East Midlands Mayor to put region 'on the map' as people urged to vote in historic election

Nottingham's Old Market Square pictured on a sunny day
The new East Midlands Mayor will cover all of Nottinghamshire and Derbyshire -Credit:Joseph Raynor/Nottingham Post

The new East Midlands Mayor is set to put the region "on the map" as people across Nottinghamshire and Derbyshire are urged to go and vote. Many remain sceptical of plans for the new mayor, being elected on Thursday (May 2), but others say they believe it is "really important" that they have their say.

The Mayor will lead the new East Midlands Combined County Authority - a new organisation covering Nottinghamshire and Derbyshire. The authority has been given extensive powers currently held by Westminster, meaning it will be able to take decisions on issues including local transport and housing.

To take advantage of these powers, the combined authority has been given an initial £1.14 billion over 30 years. The Mayor will lead on the use of the new powers and funding.

Do you feel safe in Nottingham city centre? Let us know here

Mark Rogers, the interim chief executive of the East Midlands Combined County Authority, urged people to use their voice by saying: "This is a region that's under performed for a very long time. It's getting this chance to catch up, and the mayor will put this region on the map."

People in Nottingham's Old Market Square on the eve of the election were broadly positive about the opportunities the new East Midlands Mayor could unlock, though some had more mixed views. Andrew Lowe, 57, from Newark, said: "I was all for Brexit because I believe you should keep things local and you should be able to vote for people in your local area." But Mr Lowe was not sure if he would be voting on Thursday, adding: "I've not been keeping up on politics ever since the [corona] virus kicked in because it's made a mess of things."

Mark Peterson, 58, from Radcliffe-on-Trent, said: "I definitely think it shouldn't just be Nottinghamshire and Derbyshire and they should have included the Leicester lot. It could be very good and I have made my mind up about who I'm voting for."

Angela Walker, 69, from Clifton, said: "Women died so that I could have a vote, so I think it's very important that women vote, whatever they think of politics.

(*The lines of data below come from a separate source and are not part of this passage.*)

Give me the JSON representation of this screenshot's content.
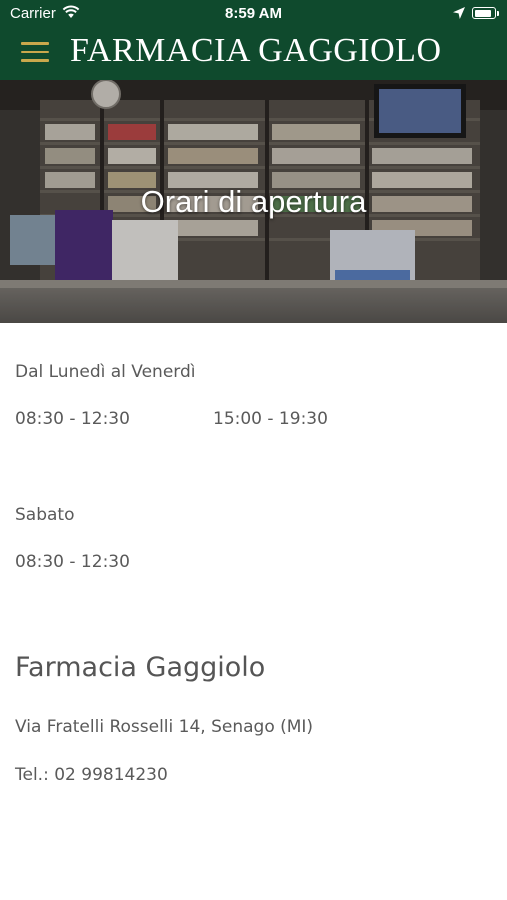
{
  "status_bar": {
    "carrier": "Carrier",
    "time": "8:59 AM",
    "battery_level": 0.92
  },
  "header": {
    "title": "FARMACIA GAGGIOLO",
    "menu_icon": "hamburger-icon",
    "bg_color": "#0f4a2d",
    "accent_color": "#c9a84c"
  },
  "hero": {
    "title": "Orari di apertura"
  },
  "hours": {
    "weekdays_label": "Dal Lunedì al Venerdì",
    "weekdays_morning": "08:30 - 12:30",
    "weekdays_afternoon": "15:00 - 19:30",
    "saturday_label": "Sabato",
    "saturday_morning": "08:30 - 12:30"
  },
  "contact": {
    "name": "Farmacia Gaggiolo",
    "address": "Via Fratelli Rosselli 14, Senago (MI)",
    "phone": "Tel.: 02 99814230"
  }
}
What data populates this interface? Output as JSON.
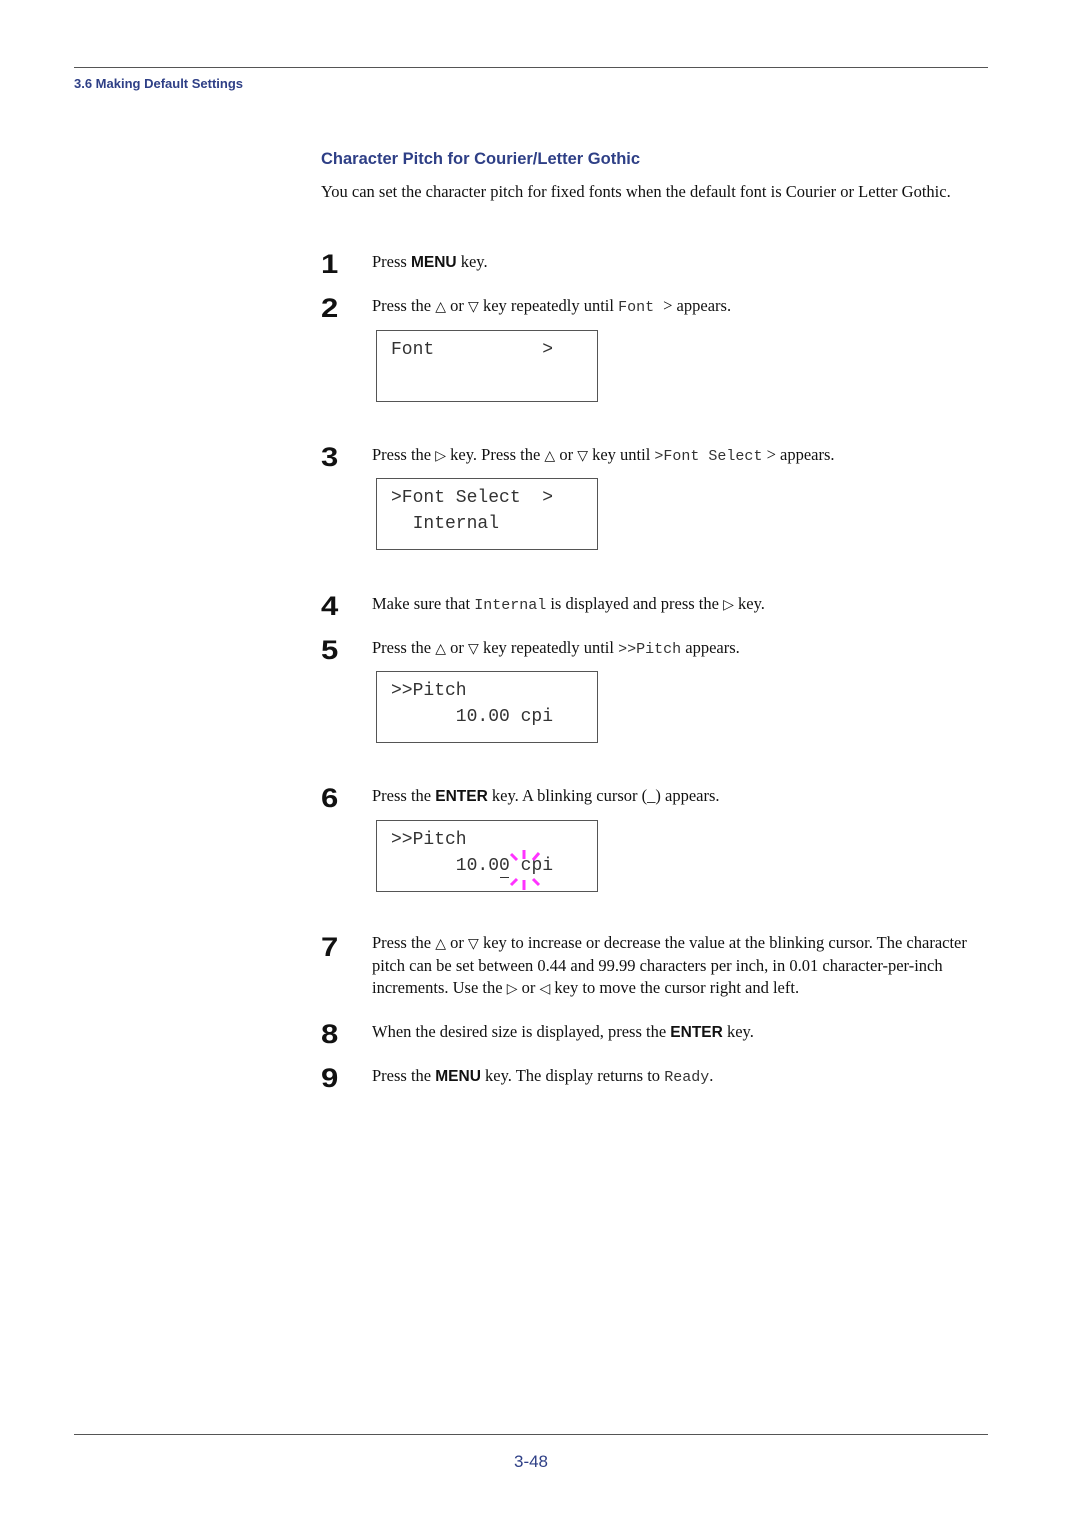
{
  "header": {
    "section": "3.6 Making Default Settings"
  },
  "heading": "Character Pitch for Courier/Letter Gothic",
  "intro": "You can set the character pitch for fixed fonts when the default font is Courier or Letter Gothic.",
  "symbols": {
    "up": "△",
    "down": "▽",
    "right": "▷",
    "left": "◁"
  },
  "steps": [
    {
      "num": "1",
      "parts": {
        "a": "Press ",
        "key": "MENU",
        "b": " key."
      }
    },
    {
      "num": "2",
      "parts": {
        "a": "Press the ",
        "b": " or ",
        "c": " key repeatedly until ",
        "code": "Font  ",
        "d": " > appears."
      }
    },
    {
      "num": "3",
      "parts": {
        "a": "Press the ",
        "b": " key. Press the ",
        "c": " or ",
        "d": " key until ",
        "code": ">Font Select",
        "e": " > appears."
      }
    },
    {
      "num": "4",
      "parts": {
        "a": "Make sure that ",
        "code": "Internal",
        "b": " is displayed and press the ",
        "c": " key."
      }
    },
    {
      "num": "5",
      "parts": {
        "a": "Press the ",
        "b": " or ",
        "c": " key repeatedly until ",
        "code": ">>Pitch",
        "d": " appears."
      }
    },
    {
      "num": "6",
      "parts": {
        "a": "Press the ",
        "key": "ENTER",
        "b": " key. A blinking cursor (_) appears."
      }
    },
    {
      "num": "7",
      "parts": {
        "a": "Press the ",
        "b": " or ",
        "c": " key to increase or decrease the value at the blinking cursor. The character pitch can be set between 0.44 and 99.99 characters per inch, in 0.01 character-per-inch increments. Use the ",
        "d": " or ",
        "e": " key to move the cursor right and left."
      }
    },
    {
      "num": "8",
      "parts": {
        "a": "When the desired size is displayed, press the ",
        "key": "ENTER",
        "b": " key."
      }
    },
    {
      "num": "9",
      "parts": {
        "a": "Press the ",
        "key": "MENU",
        "b": " key. The display returns to ",
        "code": "Ready",
        "c": "."
      }
    }
  ],
  "displays": {
    "font": {
      "line1": "Font          >",
      "line2": ""
    },
    "font_select": {
      "line1": ">Font Select  >",
      "line2": "  Internal"
    },
    "pitch": {
      "line1": ">>Pitch",
      "line2": "      10.00 cpi"
    },
    "pitch_cursor": {
      "line1": ">>Pitch",
      "line2_before": "      10.0",
      "line2_cursor": "0",
      "line2_after": " cpi"
    }
  },
  "colors": {
    "accent": "#2e3f86",
    "cursor_blink": "#ff33ff"
  },
  "footer": {
    "page_number": "3-48"
  }
}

I haven't made my mind up yet who I'll be voting for so I'll have to think about that tonight."

Andrew Lowe from Newark
Andrew Lowe from Newark has mixed feelings about the new East Midlands Mayor -Credit:Nottingham Post

A spokesperson for the East Midlands Combined County Authority Returning Officer confirmed 1.6 million people had received an information booklet about the new authority and the candidates standing for election.

They added: "We were made aware late last week that the dispatch timelines for some of the booklets hadn’t been met by our distributor.

"We immediately took steps to ensure that the remaining booklets are delivered ahead of the election on Thursday. In addition, every single voter was sent a polling card before the booklet, which informed voters that they could find information about candidates standing in the election on the East Midlands Devolution website."

Others in favour of the East Midlands Mayor included Shaun Krim, 34, from Giltbrook, who said: "I wasn't aware about the election itself but I had heard about the new mayor. I'm not sure if I've had the leaflet through or not because the house is being renovated at the minute so everything's all over the shop, but I'm off on Thursday so I'll vote.

"It could be a good thing and I think everything needs a bit of work at the minute."

One person who wasn't keen on the idea was a 37-year-old mum from St Ann's, who did not want to be named and who said: "I'm not bothered, if they fined me then I might go and vote. I just think at the minute there's more to life, if I was worried about everything else that was going on then I wouldn't be very happy."

The candidates standing for election as East Midlands Mayor, in alphabetical order by last name, are:

  • Frank Adlington-Stringer, Green Party

  • Ben Bradley, Conservative

  • Alan Graves, Reform UK

  • Matt Relf, Independent

  • Helen Tamblyn-Saville, Liberal Democrats

  • Claire Ward, Labour